• EXERCISE DETAILS
What lines in the listing below hold the string "JSON"? Please copy them out.

• DATA UNDER STUDY
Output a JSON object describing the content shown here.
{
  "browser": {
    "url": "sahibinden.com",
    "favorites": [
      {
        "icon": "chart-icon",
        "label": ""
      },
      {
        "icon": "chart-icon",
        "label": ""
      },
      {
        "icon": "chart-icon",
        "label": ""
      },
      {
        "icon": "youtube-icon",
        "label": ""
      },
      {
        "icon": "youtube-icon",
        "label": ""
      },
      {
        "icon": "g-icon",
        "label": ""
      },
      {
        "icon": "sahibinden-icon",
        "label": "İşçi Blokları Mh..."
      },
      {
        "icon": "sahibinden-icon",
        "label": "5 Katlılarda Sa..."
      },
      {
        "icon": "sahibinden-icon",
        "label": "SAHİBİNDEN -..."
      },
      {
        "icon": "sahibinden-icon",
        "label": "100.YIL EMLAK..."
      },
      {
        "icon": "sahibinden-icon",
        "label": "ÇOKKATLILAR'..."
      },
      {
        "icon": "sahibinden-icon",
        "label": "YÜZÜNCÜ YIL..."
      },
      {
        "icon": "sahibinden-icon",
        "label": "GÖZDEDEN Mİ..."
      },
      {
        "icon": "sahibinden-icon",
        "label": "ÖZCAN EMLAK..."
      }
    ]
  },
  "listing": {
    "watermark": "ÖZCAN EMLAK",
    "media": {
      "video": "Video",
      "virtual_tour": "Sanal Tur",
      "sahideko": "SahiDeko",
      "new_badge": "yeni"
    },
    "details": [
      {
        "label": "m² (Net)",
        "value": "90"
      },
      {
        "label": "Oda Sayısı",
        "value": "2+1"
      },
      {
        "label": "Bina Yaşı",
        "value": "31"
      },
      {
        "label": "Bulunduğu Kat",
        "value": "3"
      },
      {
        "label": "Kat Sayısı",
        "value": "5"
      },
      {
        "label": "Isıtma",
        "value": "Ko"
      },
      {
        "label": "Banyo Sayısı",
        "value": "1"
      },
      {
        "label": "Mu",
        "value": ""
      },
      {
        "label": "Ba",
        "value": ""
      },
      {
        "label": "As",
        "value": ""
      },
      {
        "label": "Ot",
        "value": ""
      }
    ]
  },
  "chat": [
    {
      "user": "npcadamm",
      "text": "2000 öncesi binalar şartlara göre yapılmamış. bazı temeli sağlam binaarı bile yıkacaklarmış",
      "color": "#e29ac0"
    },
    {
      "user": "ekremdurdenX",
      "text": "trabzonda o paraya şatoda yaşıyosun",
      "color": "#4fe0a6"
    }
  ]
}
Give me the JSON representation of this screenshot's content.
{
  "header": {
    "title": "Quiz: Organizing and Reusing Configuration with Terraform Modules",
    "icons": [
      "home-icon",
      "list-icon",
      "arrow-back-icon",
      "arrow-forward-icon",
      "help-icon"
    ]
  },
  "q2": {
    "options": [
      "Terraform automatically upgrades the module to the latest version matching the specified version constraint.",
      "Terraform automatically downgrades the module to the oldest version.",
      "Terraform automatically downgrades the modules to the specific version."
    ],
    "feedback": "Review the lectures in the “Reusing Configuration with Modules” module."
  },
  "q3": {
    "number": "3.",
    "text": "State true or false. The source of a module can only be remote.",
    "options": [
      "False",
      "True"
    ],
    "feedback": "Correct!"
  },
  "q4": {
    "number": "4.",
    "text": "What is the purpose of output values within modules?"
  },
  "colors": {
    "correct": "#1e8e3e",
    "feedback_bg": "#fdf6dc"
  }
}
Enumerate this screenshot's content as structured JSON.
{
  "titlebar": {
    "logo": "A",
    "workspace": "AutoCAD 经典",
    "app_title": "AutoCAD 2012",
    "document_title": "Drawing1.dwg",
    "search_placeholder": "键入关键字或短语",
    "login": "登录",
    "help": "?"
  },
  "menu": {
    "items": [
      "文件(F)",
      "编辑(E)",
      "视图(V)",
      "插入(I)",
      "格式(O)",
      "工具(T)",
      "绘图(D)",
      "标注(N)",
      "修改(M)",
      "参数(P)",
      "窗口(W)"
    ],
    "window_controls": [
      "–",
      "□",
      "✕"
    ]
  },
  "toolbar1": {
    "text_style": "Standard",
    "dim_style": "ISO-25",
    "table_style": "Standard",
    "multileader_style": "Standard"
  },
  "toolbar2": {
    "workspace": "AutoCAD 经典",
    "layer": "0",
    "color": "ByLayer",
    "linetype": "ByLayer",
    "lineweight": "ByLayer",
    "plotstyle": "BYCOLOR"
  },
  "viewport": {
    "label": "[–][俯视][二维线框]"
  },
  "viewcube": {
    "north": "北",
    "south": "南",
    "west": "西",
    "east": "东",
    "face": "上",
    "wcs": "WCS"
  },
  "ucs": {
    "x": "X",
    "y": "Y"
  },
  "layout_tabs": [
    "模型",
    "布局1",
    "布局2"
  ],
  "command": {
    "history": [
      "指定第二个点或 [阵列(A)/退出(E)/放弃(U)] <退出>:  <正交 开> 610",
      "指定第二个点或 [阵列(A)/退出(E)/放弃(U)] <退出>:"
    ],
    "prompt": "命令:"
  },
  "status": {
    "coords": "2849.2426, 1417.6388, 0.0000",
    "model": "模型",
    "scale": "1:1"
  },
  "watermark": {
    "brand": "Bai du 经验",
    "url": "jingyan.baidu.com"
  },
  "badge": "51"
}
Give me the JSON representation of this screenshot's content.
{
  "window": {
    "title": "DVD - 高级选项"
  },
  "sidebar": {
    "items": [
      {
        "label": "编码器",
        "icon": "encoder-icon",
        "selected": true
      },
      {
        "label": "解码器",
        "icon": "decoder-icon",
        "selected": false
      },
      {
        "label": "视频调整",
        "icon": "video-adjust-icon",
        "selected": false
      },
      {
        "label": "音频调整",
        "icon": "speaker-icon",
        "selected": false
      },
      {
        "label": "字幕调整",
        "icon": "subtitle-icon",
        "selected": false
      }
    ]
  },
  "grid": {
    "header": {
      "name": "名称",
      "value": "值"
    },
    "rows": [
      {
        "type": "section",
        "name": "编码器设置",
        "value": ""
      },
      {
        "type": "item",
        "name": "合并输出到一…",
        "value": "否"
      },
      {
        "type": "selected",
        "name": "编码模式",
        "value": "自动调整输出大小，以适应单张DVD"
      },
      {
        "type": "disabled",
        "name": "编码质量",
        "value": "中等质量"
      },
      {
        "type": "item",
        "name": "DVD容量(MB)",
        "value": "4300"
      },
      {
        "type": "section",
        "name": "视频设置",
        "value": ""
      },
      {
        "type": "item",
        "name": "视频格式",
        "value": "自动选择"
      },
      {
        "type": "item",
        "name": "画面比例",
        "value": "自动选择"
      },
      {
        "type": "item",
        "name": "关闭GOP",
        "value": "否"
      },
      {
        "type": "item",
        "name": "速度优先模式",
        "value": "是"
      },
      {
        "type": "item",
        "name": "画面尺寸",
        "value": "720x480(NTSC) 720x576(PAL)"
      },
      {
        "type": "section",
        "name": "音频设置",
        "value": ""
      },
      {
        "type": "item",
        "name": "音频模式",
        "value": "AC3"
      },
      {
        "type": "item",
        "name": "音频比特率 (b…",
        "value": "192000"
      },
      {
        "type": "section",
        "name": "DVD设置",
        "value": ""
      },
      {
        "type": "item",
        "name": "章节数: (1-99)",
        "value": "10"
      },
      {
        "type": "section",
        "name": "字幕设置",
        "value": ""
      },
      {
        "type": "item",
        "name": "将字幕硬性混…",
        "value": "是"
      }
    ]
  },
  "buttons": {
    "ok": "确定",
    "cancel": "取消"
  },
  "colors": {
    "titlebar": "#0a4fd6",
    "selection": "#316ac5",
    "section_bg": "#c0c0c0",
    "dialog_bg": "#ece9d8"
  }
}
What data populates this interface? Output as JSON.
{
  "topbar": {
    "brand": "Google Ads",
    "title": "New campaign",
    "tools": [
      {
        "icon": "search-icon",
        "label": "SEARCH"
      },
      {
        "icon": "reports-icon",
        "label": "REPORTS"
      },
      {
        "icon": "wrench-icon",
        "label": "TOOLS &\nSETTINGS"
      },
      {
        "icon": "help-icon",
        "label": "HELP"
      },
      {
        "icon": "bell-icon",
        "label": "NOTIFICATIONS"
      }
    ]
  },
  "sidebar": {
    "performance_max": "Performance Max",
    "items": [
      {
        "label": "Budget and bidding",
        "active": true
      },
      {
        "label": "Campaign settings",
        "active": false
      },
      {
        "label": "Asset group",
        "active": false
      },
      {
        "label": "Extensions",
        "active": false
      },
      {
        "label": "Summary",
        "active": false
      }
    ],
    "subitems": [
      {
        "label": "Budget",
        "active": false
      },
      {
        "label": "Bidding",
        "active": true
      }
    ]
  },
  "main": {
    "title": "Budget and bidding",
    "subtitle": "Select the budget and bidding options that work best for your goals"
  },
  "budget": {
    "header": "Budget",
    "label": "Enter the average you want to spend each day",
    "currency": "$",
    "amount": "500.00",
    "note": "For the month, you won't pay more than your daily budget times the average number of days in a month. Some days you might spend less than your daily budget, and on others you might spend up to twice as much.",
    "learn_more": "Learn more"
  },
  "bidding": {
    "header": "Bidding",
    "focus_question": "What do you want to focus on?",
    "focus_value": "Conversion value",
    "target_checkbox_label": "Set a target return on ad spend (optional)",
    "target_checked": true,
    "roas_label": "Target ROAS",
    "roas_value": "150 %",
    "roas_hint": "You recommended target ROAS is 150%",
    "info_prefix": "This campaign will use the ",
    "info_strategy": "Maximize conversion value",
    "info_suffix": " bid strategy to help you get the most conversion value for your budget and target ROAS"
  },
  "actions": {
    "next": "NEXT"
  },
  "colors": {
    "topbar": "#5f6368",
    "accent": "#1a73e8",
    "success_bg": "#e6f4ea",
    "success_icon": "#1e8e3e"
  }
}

• RESPONSE
Output a JSON object describing the content shown here.
Give me the JSON representation of this screenshot's content.
Enumerate this screenshot's content as structured JSON.
Give me the JSON representation of this screenshot's content.
What data populates this interface? Output as JSON.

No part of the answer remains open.